Parliament of the United Kingdom of Great Britain and Northern Ireland

The Government of Ireland Act 1920 created the parliaments of Northern Ireland and Southern Ireland and reduced the representation of both parts at Westminster. The number of Northern Ireland seats was increased again after the introduction of direct rule in 1973. The Irish Free State became independent in 1922, and in 1927 parliament was renamed the Parliament of the United Kingdom of Great Britain and Northern Ireland.

Further reforms to the House of Lords were made in the 20th century. The Life Peerages Act 1958 authorised the regular creation of life peerage dignities. By the 1960s, the regular creation of hereditary peerage dignities had ceased; thereafter, almost all new peers were life peers only.

The House of Lords Act 1999 removed the automatic right of hereditary peers to sit in the Upper House, although it made an exception for 92 of them to be elected to life-terms by the other hereditary peers, with by-elections upon their death. The House of Lords is now a chamber that is subordinate to the House of Commons. Additionally, the Constitutional Reform Act 2005 led to abolition of the judicial functions of the House of Lords with the creation of the new Supreme Court of the United Kingdom in October 2009.

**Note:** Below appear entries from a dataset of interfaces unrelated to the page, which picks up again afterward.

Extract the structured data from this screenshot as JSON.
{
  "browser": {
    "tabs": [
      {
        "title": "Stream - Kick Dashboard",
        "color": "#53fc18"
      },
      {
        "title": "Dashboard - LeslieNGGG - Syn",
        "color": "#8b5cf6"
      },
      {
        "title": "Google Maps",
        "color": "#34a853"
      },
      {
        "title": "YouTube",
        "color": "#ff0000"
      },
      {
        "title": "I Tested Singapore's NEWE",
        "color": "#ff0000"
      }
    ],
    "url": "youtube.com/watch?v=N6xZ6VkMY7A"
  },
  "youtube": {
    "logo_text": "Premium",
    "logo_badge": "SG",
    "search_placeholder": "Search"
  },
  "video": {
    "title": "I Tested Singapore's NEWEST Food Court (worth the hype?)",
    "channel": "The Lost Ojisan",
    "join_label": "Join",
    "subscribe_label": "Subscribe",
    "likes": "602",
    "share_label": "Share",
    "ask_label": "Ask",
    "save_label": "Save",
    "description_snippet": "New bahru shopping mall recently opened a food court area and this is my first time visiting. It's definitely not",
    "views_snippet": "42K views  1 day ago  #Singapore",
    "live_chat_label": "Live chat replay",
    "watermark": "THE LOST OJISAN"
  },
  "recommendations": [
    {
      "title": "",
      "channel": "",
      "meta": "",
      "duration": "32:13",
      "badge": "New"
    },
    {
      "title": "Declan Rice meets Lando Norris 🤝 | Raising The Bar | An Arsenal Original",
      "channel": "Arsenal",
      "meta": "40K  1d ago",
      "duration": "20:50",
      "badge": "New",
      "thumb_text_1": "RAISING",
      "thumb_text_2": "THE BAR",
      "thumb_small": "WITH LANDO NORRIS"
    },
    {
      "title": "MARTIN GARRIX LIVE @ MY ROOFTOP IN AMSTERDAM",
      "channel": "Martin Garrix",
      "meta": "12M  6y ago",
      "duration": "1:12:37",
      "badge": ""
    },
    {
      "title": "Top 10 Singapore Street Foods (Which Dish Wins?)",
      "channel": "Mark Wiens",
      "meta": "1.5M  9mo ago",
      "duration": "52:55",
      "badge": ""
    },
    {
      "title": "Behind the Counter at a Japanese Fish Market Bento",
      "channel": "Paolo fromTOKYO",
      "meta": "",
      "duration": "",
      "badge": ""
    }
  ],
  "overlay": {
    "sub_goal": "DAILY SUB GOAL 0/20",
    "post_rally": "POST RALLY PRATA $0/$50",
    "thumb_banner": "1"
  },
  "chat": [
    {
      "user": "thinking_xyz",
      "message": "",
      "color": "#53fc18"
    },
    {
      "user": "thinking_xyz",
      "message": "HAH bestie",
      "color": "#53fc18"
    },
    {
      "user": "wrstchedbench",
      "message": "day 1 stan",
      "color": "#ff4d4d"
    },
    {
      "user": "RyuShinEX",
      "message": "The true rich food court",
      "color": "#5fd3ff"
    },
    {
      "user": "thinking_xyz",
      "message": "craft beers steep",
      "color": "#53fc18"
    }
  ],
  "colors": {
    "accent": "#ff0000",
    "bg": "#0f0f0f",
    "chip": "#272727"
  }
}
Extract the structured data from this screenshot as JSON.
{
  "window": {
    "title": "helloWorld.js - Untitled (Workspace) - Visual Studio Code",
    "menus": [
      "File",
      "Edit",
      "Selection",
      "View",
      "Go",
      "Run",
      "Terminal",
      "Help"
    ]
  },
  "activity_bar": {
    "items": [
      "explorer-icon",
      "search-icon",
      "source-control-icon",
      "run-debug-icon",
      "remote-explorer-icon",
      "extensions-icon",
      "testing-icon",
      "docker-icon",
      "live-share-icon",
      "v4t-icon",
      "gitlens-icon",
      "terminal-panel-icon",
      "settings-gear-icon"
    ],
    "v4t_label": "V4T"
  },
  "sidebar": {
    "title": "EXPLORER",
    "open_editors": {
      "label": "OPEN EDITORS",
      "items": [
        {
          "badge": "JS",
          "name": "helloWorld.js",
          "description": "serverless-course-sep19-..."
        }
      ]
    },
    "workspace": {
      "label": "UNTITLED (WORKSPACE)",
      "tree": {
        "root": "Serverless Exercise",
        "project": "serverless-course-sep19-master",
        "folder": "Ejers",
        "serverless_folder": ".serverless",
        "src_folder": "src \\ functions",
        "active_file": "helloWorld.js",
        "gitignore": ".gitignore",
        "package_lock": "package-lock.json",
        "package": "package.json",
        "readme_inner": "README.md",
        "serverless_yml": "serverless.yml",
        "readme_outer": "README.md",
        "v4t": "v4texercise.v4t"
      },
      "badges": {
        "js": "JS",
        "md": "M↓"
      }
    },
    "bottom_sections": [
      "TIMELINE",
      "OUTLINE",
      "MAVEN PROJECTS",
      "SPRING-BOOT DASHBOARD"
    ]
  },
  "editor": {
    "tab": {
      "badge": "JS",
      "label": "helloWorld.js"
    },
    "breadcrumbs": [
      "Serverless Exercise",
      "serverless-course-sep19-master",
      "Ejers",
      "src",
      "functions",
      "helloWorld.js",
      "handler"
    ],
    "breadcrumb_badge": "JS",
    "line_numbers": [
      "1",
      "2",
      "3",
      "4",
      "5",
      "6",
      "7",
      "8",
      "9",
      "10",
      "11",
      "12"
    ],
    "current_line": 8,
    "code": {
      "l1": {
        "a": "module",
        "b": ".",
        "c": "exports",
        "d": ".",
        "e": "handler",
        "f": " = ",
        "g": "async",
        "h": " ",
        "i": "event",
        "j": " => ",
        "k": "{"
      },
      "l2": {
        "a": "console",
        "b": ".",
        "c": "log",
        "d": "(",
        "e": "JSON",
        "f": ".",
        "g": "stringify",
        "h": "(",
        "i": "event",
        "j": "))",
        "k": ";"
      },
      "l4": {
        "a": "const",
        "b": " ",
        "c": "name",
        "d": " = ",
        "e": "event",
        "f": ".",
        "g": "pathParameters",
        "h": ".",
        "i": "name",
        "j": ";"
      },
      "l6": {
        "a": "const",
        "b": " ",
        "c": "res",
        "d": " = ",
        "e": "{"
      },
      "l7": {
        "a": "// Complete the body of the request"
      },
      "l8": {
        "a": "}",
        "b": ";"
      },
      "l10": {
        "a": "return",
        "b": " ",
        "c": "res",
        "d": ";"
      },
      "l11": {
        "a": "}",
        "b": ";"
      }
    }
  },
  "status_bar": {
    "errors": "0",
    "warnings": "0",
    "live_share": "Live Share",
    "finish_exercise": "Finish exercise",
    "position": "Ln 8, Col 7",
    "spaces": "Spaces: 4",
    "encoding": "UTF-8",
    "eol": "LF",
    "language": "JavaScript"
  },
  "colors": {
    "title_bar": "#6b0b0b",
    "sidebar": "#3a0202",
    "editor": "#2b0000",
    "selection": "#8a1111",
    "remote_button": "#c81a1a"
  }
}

Other Languages
беларуская (тарашкевіца)‎: Парлямэнт Вялікабрытаніі
한국어: 영국 의회
Bahasa Indonesia: Parlemen Britania Raya
íslenska: Breska þingið
မြန်မာဘာသာ: ယူကေ ပါလီမန်
srpskohrvatski / српскохрватски: Parlament Ujedinjenog Kraljevstva
粵語: 英國國會
中文: 英国议会